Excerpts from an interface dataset

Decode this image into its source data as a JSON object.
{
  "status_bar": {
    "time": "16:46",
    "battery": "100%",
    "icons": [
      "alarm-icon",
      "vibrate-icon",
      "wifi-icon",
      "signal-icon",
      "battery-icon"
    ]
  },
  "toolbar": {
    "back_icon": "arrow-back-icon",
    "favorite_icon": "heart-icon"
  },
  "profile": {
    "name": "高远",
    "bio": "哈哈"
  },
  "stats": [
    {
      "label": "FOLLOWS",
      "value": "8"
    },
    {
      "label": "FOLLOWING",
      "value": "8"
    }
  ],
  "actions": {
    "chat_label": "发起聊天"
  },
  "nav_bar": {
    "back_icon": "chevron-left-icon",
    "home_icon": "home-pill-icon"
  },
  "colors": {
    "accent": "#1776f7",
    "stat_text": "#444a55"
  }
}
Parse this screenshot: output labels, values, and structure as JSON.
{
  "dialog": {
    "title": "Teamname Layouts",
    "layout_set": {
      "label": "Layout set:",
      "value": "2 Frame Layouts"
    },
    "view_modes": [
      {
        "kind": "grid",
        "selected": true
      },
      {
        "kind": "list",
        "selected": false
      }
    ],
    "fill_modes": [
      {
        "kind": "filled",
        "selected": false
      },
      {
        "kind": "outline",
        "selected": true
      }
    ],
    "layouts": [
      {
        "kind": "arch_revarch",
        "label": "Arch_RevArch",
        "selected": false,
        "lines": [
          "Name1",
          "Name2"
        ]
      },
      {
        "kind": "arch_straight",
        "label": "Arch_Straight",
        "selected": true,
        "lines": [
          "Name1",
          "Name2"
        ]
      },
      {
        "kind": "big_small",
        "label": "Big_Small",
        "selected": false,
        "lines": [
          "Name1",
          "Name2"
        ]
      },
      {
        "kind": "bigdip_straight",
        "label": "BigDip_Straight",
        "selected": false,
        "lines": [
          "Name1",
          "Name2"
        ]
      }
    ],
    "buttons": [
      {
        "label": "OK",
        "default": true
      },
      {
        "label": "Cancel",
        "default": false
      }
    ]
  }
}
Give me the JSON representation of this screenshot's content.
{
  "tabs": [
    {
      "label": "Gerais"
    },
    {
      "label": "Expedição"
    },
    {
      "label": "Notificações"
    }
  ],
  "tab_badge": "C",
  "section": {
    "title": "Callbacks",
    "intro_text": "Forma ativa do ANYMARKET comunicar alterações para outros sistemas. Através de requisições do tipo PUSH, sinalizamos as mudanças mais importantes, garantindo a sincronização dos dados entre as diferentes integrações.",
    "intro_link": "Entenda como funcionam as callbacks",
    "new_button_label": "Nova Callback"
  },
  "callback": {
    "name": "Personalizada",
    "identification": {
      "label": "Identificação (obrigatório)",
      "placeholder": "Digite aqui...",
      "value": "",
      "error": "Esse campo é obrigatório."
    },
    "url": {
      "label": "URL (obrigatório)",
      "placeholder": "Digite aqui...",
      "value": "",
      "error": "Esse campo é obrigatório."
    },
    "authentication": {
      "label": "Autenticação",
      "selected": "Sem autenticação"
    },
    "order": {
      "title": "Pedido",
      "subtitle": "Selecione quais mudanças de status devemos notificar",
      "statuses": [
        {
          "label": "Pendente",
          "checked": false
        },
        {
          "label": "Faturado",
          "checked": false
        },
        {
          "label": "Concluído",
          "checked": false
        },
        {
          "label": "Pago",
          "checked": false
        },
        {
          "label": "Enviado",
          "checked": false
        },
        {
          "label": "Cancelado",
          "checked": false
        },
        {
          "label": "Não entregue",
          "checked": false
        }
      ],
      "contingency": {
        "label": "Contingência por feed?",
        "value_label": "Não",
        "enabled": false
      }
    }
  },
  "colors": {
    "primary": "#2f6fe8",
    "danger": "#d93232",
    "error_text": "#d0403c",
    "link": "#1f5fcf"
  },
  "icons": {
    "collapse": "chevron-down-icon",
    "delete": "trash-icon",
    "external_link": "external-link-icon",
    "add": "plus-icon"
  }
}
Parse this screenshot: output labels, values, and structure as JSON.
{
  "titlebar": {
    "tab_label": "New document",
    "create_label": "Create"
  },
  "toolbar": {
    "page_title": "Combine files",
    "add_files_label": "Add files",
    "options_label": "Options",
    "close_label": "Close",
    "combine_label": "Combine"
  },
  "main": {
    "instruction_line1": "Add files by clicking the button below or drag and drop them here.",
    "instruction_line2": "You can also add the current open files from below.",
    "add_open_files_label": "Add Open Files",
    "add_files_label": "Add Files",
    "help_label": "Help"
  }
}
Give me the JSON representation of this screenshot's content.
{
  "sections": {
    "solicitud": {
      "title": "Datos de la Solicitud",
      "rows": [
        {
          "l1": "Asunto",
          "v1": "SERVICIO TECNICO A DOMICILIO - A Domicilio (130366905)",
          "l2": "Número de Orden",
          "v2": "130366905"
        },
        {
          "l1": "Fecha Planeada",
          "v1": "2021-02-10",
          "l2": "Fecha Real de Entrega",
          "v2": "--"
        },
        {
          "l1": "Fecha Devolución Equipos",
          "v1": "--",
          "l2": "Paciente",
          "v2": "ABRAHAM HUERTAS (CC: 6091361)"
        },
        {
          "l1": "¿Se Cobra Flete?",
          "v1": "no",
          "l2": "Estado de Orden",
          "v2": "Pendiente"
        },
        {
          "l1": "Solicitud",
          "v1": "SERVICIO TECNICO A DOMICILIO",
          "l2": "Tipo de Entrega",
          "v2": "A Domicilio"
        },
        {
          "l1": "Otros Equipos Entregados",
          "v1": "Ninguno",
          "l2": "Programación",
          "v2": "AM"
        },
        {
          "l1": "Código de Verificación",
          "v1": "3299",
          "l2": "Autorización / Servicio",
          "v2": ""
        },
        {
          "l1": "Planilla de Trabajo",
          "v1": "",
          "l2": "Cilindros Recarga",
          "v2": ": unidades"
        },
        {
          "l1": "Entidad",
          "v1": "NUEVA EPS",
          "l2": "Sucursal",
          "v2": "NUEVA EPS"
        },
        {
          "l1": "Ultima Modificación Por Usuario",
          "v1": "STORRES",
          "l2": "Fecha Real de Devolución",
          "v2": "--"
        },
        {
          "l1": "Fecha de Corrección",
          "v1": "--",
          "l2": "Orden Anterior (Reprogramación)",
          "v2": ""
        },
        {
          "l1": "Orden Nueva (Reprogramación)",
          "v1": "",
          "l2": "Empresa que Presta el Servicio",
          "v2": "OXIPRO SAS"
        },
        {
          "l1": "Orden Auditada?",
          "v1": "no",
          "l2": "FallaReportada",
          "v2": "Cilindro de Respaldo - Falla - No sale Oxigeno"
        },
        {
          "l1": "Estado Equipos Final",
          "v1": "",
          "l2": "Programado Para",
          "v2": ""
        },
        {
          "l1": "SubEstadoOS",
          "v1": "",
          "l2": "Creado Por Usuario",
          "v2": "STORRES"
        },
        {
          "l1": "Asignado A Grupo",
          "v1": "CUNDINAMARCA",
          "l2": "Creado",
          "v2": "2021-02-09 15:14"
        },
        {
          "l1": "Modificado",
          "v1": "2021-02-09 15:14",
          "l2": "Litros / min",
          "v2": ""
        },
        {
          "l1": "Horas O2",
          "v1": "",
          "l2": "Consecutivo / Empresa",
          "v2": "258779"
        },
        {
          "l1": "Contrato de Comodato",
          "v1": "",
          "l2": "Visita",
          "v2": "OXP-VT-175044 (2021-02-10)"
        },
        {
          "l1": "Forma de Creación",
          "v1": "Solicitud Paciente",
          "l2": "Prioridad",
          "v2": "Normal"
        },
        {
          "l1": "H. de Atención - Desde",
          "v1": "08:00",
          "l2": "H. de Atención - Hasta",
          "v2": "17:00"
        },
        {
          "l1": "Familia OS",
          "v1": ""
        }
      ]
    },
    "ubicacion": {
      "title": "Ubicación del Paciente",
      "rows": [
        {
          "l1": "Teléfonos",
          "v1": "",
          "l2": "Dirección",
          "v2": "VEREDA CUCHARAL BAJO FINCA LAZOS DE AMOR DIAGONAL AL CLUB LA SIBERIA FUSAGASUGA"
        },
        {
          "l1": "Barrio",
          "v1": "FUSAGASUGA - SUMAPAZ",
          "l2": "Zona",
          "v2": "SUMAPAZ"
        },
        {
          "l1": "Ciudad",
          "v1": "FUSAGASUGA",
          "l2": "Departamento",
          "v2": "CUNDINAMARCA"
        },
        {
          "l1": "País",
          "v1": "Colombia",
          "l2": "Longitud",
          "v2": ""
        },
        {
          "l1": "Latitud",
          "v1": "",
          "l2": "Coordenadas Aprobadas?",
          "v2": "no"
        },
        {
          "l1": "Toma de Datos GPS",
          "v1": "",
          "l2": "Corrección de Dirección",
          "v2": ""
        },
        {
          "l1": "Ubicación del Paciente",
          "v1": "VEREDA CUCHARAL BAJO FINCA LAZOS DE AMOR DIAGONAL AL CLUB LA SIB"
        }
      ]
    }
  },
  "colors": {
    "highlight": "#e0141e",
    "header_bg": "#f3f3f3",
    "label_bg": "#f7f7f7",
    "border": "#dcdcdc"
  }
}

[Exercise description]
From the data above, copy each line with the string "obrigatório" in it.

[Task output]
      "label": "Identificação (obrigatório)",
      "error": "Esse campo é obrigatório."
      "label": "URL (obrigatório)",
      "error": "Esse campo é obrigatório."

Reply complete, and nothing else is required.